▸ **Exercise directions**
Lines of the material that include the string "heading" should be returned.

▸ **Exercise input**
* * *

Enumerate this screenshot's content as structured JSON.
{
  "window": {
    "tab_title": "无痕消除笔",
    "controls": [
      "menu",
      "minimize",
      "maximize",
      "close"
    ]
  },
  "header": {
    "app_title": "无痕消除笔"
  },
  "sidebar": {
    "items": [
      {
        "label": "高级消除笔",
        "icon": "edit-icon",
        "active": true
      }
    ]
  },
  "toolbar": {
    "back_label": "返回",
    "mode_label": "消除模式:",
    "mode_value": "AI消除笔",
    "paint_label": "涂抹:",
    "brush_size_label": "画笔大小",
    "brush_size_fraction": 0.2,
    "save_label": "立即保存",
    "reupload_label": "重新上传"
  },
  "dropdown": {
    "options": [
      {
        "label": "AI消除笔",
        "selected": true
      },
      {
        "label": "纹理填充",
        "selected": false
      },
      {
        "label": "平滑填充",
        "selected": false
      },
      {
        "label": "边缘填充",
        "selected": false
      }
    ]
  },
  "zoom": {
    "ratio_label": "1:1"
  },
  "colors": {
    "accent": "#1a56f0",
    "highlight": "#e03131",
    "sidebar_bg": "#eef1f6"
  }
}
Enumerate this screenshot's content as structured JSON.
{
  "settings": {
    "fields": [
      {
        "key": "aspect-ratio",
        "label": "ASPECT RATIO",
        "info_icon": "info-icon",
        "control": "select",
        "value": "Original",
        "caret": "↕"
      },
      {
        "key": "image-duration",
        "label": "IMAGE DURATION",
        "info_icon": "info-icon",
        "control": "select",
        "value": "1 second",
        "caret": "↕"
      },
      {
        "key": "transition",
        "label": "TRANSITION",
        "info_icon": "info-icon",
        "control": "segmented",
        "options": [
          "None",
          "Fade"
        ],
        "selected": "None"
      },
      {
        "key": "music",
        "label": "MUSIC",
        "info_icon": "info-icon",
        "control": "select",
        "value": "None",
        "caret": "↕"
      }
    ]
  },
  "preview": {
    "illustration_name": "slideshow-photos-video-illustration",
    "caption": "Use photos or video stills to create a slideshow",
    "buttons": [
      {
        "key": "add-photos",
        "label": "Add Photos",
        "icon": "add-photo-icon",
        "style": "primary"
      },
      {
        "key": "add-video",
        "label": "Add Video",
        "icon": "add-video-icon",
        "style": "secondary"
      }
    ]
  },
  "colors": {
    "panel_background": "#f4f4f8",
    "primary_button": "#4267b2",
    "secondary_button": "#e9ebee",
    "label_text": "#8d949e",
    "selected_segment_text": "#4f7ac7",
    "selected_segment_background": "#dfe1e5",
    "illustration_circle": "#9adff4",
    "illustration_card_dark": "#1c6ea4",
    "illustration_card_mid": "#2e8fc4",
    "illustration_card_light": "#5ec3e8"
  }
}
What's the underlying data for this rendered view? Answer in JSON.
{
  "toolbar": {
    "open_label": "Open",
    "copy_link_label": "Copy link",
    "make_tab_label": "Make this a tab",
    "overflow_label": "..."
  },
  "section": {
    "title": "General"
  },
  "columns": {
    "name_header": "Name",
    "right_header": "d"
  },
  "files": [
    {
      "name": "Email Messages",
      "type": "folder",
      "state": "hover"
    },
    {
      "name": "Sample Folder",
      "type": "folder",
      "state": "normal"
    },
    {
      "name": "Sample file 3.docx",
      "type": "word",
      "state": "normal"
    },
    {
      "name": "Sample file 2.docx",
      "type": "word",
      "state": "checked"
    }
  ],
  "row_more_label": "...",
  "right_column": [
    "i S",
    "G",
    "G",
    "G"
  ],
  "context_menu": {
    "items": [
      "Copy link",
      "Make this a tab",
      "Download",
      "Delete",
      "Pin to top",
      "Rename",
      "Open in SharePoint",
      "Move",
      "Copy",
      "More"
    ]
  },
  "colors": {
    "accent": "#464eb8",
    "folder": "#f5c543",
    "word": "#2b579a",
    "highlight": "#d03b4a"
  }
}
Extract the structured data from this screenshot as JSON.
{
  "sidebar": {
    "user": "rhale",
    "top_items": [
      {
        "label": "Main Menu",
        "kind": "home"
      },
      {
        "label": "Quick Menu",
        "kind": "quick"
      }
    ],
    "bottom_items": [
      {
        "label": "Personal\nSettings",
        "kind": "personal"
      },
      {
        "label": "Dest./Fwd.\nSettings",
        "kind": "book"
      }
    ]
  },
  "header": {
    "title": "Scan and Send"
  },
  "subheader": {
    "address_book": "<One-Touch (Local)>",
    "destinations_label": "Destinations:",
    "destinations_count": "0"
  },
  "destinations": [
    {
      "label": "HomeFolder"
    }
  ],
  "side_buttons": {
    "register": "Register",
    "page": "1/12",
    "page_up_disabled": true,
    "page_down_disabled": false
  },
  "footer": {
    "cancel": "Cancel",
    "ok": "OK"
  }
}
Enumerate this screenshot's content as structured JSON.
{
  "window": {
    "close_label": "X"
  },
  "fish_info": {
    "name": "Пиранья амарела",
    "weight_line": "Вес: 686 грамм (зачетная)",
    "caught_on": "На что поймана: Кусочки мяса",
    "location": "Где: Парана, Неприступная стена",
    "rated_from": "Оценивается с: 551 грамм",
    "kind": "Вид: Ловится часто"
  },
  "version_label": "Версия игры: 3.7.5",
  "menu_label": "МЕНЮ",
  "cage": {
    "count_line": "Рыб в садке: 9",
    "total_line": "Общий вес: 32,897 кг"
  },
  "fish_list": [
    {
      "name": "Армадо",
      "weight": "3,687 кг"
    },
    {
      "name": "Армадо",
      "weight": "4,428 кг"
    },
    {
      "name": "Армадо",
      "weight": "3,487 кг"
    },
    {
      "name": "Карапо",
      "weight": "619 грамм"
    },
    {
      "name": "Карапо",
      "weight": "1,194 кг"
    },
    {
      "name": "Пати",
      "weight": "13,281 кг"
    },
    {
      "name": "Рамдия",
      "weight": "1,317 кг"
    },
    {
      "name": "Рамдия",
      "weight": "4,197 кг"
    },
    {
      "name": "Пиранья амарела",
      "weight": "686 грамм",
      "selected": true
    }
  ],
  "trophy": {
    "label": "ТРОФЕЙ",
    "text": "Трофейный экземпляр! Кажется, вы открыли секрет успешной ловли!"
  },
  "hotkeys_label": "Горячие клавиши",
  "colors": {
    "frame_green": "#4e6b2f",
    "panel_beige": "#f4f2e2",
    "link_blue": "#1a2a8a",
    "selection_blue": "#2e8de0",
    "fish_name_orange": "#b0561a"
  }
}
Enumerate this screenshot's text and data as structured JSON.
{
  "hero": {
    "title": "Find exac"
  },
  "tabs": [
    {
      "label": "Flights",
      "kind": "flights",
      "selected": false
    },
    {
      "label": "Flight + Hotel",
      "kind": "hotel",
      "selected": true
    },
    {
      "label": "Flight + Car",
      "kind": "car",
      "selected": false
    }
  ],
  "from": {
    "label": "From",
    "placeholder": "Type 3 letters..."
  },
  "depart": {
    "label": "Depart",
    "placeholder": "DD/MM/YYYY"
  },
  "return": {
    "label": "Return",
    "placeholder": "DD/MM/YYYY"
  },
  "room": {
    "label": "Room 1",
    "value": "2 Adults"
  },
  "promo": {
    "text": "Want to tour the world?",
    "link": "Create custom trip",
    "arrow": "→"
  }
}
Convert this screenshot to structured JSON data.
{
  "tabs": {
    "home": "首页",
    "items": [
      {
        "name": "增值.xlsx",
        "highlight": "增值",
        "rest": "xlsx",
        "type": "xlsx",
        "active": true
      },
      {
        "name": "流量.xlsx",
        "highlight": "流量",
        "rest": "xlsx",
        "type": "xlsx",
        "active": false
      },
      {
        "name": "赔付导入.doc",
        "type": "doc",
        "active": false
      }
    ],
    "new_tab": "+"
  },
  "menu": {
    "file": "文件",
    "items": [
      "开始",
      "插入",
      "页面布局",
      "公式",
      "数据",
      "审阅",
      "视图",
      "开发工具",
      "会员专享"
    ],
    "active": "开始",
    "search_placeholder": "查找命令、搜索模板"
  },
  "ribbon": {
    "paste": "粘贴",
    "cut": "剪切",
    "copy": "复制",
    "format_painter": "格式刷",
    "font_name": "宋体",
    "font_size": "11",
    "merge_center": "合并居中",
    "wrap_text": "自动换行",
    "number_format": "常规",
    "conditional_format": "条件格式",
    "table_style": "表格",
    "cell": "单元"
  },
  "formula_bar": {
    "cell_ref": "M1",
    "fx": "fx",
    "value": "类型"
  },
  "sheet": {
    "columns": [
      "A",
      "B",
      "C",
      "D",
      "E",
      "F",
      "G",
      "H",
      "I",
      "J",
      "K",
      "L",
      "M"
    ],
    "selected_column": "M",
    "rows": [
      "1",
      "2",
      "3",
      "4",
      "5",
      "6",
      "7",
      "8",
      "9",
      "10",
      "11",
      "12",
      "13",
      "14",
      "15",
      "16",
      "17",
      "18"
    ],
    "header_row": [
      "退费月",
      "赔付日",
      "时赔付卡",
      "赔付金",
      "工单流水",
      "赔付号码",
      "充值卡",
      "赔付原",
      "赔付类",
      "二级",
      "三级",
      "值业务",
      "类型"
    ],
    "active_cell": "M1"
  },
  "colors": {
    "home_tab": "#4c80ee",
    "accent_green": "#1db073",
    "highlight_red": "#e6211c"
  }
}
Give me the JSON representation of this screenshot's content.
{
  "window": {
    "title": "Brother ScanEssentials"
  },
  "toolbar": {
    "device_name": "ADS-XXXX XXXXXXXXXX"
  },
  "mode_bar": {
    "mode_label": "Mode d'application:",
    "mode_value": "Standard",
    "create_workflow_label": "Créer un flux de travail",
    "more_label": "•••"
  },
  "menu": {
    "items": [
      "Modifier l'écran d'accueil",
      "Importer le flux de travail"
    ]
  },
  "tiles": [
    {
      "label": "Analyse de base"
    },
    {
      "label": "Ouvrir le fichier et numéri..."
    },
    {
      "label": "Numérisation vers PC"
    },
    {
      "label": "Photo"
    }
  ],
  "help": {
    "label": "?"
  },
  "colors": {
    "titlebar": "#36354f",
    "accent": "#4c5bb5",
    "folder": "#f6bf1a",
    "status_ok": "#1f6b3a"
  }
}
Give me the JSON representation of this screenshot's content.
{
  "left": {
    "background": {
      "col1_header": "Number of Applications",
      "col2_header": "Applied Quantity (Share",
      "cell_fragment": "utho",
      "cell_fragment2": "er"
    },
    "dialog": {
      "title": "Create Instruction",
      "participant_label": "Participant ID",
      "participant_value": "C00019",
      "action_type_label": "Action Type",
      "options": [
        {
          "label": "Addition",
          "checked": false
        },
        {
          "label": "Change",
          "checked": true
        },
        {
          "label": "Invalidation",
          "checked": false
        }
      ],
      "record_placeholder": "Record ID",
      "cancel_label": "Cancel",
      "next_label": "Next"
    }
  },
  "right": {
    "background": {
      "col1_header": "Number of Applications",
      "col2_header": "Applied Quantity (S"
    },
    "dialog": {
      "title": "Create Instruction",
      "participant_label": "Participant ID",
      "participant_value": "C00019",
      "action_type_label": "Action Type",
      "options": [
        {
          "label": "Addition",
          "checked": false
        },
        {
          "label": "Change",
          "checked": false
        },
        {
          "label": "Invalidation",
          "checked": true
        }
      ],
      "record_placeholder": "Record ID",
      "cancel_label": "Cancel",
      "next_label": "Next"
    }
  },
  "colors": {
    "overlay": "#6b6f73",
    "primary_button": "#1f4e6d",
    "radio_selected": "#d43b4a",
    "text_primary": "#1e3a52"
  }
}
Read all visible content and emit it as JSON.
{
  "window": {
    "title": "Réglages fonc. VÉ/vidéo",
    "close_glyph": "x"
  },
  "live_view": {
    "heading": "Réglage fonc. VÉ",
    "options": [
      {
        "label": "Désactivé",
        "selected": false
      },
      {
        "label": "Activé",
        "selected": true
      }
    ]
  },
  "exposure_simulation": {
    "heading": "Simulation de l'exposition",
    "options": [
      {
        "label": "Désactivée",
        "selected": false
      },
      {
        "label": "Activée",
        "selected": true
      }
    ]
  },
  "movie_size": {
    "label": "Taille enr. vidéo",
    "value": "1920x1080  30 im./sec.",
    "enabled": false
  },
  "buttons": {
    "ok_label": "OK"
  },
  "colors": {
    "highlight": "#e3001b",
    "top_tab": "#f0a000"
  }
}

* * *

▸ **Written response**
    "heading": "Réglage fonc. VÉ",
    "heading": "Simulation de l'exposition",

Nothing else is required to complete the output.